Images of George Floyd in his final moments moved Kansas City, our nation and our world in ways we are just beginning to comprehend.
Looking back on the protests at Mill Creek Park in the days following Floyd’s murder, 41 Action News captured frustration, desperation, heartache and hope. People from every corner of our community experienced the 2020 protests from a unique vantage point. This project is an emotional look at a flash point through all the prisms that bring us our greatest challenges and present our most significant opportunities to grow and heal.

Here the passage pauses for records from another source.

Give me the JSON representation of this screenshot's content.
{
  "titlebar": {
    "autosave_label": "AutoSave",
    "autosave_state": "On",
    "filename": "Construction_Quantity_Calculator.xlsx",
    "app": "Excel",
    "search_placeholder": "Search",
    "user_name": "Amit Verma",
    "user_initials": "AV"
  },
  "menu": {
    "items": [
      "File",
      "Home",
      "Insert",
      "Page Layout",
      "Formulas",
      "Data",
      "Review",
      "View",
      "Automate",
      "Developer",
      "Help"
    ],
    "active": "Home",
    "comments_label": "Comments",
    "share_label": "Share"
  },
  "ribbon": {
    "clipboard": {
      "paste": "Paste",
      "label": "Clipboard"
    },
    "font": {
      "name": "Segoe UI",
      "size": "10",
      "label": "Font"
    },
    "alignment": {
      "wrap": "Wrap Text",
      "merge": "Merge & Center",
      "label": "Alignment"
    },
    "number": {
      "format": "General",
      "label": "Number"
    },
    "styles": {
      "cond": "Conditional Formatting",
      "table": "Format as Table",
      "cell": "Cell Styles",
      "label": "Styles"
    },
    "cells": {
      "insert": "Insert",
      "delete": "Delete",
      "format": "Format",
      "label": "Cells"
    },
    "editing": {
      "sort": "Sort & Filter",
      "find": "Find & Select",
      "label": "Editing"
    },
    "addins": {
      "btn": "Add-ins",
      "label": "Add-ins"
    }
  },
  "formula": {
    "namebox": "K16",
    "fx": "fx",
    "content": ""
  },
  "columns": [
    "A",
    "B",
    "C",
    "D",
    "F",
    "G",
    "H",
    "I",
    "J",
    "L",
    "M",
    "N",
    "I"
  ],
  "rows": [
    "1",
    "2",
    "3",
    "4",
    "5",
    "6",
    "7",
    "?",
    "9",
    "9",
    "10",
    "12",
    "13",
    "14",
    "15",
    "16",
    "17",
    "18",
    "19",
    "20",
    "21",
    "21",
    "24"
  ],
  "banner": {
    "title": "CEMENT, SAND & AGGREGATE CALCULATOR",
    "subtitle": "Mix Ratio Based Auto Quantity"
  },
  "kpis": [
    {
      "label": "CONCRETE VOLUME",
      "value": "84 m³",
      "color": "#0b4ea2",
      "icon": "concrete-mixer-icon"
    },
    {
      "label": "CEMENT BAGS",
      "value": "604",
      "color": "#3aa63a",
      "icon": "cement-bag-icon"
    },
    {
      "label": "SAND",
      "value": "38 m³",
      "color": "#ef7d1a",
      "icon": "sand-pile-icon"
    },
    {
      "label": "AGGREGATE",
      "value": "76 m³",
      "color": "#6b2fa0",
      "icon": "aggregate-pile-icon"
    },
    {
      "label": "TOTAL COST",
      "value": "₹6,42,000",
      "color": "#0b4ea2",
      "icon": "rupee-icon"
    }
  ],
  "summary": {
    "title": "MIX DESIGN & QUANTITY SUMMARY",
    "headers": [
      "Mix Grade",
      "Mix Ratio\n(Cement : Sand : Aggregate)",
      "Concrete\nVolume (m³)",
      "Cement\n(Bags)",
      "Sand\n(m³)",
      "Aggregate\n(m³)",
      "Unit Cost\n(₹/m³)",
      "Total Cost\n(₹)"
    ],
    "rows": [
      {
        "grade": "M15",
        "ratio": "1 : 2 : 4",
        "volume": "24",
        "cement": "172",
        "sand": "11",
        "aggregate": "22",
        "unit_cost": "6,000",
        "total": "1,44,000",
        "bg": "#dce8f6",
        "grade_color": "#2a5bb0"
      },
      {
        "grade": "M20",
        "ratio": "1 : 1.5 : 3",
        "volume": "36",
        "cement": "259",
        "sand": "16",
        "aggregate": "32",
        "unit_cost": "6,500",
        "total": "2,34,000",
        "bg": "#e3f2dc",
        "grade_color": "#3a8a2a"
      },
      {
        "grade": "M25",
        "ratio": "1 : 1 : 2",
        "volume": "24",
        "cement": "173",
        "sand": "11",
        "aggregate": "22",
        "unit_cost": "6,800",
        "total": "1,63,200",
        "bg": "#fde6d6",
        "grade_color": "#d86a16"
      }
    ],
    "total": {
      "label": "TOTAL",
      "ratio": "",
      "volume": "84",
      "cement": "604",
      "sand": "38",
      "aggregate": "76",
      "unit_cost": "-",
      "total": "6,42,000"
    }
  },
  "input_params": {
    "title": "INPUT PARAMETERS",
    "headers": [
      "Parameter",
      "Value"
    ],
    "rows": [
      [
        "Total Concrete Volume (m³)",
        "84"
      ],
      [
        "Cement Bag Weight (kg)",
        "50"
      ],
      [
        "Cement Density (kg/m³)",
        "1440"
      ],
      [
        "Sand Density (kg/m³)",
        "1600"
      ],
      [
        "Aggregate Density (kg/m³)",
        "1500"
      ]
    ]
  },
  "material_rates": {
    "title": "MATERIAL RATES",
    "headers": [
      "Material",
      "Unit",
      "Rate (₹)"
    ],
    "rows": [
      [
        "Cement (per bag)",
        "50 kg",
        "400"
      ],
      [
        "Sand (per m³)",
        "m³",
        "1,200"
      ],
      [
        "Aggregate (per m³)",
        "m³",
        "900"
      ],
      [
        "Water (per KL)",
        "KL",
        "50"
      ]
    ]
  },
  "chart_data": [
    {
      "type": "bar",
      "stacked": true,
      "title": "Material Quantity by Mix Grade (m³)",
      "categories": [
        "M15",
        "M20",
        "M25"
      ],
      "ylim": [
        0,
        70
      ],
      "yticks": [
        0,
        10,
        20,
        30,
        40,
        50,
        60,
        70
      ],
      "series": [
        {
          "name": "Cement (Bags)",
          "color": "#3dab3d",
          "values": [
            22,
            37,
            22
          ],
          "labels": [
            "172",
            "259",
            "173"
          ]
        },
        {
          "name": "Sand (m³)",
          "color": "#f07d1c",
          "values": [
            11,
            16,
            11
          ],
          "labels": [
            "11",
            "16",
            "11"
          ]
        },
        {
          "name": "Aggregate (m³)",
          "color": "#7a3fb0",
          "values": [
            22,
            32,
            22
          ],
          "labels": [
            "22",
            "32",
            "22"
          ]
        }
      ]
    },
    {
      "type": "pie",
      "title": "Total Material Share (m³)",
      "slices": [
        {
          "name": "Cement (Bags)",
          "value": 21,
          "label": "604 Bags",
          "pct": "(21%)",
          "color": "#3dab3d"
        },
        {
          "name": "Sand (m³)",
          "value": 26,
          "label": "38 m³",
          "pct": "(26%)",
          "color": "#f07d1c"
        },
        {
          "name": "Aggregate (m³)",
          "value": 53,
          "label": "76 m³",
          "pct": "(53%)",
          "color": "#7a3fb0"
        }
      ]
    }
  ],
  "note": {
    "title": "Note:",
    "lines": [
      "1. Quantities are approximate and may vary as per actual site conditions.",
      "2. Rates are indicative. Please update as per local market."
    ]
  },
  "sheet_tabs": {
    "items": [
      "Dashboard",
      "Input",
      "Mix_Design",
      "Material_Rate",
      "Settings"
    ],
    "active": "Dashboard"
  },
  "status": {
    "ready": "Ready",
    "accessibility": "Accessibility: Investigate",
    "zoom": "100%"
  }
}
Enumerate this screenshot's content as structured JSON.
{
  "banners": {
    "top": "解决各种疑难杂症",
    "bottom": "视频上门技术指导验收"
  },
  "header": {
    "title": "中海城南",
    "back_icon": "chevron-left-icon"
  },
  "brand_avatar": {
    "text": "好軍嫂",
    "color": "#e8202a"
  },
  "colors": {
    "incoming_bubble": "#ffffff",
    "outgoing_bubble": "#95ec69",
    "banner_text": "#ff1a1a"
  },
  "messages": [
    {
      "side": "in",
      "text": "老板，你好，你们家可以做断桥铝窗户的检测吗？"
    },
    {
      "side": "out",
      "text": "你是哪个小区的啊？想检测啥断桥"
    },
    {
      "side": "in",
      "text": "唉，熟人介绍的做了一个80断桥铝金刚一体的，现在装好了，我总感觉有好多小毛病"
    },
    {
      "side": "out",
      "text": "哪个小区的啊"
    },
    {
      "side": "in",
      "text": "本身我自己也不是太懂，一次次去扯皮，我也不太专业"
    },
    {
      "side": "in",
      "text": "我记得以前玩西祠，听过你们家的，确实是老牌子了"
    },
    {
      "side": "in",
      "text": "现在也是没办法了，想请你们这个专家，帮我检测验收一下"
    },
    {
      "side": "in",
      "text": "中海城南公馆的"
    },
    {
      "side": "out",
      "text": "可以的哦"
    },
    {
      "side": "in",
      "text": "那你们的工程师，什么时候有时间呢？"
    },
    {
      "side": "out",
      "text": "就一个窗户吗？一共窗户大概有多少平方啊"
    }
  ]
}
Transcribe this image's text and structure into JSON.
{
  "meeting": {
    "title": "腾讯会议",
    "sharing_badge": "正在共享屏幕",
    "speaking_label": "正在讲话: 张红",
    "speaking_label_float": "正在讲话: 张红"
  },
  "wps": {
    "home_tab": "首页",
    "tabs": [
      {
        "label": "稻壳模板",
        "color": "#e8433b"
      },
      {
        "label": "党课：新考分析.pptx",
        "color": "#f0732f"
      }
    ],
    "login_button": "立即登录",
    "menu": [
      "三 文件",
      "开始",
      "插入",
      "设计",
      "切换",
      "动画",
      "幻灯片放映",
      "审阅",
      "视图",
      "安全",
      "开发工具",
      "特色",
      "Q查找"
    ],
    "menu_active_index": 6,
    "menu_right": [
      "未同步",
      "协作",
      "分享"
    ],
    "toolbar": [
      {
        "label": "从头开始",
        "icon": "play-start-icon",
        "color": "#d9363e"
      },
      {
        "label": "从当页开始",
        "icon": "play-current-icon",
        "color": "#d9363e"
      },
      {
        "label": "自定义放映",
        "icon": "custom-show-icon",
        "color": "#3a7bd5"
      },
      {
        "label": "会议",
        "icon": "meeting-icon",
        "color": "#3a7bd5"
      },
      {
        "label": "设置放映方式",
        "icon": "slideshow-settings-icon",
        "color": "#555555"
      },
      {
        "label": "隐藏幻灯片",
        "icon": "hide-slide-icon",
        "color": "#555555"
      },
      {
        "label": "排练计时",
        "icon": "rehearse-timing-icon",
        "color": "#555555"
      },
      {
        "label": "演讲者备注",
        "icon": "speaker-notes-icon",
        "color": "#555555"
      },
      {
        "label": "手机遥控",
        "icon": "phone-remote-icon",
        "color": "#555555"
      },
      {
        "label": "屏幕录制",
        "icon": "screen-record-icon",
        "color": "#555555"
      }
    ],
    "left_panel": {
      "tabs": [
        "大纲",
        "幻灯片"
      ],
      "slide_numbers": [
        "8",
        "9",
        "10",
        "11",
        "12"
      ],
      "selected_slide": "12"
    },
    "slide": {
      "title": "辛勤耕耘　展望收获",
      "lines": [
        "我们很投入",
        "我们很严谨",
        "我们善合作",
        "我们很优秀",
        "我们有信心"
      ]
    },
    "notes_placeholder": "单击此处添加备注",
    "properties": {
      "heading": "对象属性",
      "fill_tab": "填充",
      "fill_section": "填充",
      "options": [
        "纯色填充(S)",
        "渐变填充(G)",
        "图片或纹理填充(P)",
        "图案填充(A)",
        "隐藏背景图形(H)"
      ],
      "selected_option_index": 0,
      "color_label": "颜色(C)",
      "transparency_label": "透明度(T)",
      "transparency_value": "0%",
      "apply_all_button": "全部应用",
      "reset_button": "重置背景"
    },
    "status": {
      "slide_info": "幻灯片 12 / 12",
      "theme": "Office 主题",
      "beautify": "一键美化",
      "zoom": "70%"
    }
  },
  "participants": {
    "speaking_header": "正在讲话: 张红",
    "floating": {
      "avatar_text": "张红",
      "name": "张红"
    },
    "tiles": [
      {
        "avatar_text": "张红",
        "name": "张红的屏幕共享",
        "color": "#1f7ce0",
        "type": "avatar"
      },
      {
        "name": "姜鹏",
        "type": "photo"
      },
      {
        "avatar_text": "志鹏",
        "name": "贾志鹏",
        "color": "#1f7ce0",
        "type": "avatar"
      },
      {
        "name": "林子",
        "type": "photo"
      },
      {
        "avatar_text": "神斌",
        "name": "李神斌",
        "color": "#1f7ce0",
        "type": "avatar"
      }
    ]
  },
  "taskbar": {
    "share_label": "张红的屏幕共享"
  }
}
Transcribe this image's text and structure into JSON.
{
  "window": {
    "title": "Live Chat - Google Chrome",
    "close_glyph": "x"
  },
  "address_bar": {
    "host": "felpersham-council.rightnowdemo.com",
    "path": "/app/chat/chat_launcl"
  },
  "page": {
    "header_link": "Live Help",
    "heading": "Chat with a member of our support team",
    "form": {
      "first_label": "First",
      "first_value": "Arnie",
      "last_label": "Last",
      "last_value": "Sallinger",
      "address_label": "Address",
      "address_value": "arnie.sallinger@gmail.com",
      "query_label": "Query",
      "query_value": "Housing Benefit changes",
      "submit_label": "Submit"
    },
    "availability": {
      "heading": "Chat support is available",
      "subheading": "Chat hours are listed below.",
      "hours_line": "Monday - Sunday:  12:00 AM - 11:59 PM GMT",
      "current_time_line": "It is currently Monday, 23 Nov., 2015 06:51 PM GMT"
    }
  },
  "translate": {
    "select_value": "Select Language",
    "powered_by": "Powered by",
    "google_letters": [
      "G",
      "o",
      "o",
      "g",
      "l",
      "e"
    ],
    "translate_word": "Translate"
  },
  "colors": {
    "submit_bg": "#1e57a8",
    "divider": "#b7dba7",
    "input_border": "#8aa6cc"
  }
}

Meet the protestors who rose up to call out a biased and often inequitable system, the officers charged with protecting and serving, the faith leaders who sought to be guided through their moral compasses, the activists trying to push public policy, business owners challenging themselves and their comfort zones, a child who was pepper sprayed on the front lines, the father fighting for dignity, the small town teen who decided to demonstrate and lead a demonstration for the first time and journalists pushed professionally and personally to capture this moment for today and for the future.
These are the perspectives of a national tragedy felt in a very local way — an examination of the steps to respond and our collective hopes for what Kansas City can become in the years ahead.
— Dia Wall —
Meet the People
History of the Kansas City Protests
Kansas City protests started Friday, May 29.
Hundreds of people gathered for a peaceful protest, but Kansas City, Missouri, police did call additional officers to the scene shortly after 5:30 p.m. as protesters began to block traffic in the area.
Things shifted Saturday, May 30. KCPD arrested more than 50 people protesting the death of George Floyd on the Country Club Plaza.
According to police, at least 10 people were injured, and a car was set on fire. Several businesses were also vandalized, most with broken windows.
Jackson County deputies were called in to assist, and Kansas City Mayor Quinton Lucas pleaded for calm.
Missouri Governor Mike Parson issued an executive order declaring a State of Emergency and highway patrol troopers arrived in Kansas City.
41 Action News shared some images gathered in the early days of the protest.
By June 2, KCPD had what it called "the best night so far."
Officers adjusted tactics and gave the protestors more room. Things remained largely peaceful.
There were roughly 15 to 20 arrests, and protestors marched freely along Main Street.
A Unity March took place on June 3.
After a weekend of more than 150 arrests, local clergy and pastors came out to pray for the officers and take part in a march from the Nelson-Atkins Museum to Mill Creek Park.
Very few arrests were made, but some protesters still said they did not want unity with the police until changes are made.
KCPD Chief Rick Smith announced the department secured funding for police body cameras, one of the demands local protesters made to the department.
One month after George Floyd's death, 41 Action News aired a special report highlighting the parallels between the 1968 race riots and the 2020 demonstrations.
What's Happened Since
KCPD secured funding for body-worn cameras, an idea that originated in 2015 and was tested to some extent in 2016.
Funding had always been a barrier for wider use of the cameras before the protests.
In August 2020, Tarence Maddox filed a lawsuit against KCPD for pepper spraying his teenage daughter in the face at the May 30 protest.
He was also sprayed in a video that quickly went viral, racking up millions of views.
In October 2020, Theresa Taylor filed a lawsuit in U.S. District Court, Western Missouri Division, alleging that a verbal order made by police to arrested protesters to avoid future protests was never rescinded, and has violated her rights moving forward.
KCPD has since enacted some policy changes.
The Missouri State Highway Patrol will now investigate all KCPD officer-involved shootings to avoid a conflict of interest.
Additionally, KCPD now has explicit language banning chokeholds, even though there’s never been training for that technique.
By February 2021, the department had drafted a proposal to nix using “less lethal” weapons for crowd control.
In March 2021, a Jackson County grand jury returned the indictment of Nicholas M. McQuillen for one count of misdemeanor assault for spraying Na'Tya Maddox in the face with pepper spray.
In April 2021, KCPD unveiled a new protest policy in response to calls for police reform. It came one day after a jury found former Minneapolis Police Officer Derek Chauvin,guilty of three charges in the murder of George Floyd.
Protests in the Kansas City area continued for weeks.
Thousands of people came to the metro to cry out, with broken hearts — but also with hope the community can rise from this.
Now, as we reflect on the last year, what do you see? Are you listening?
— Dia —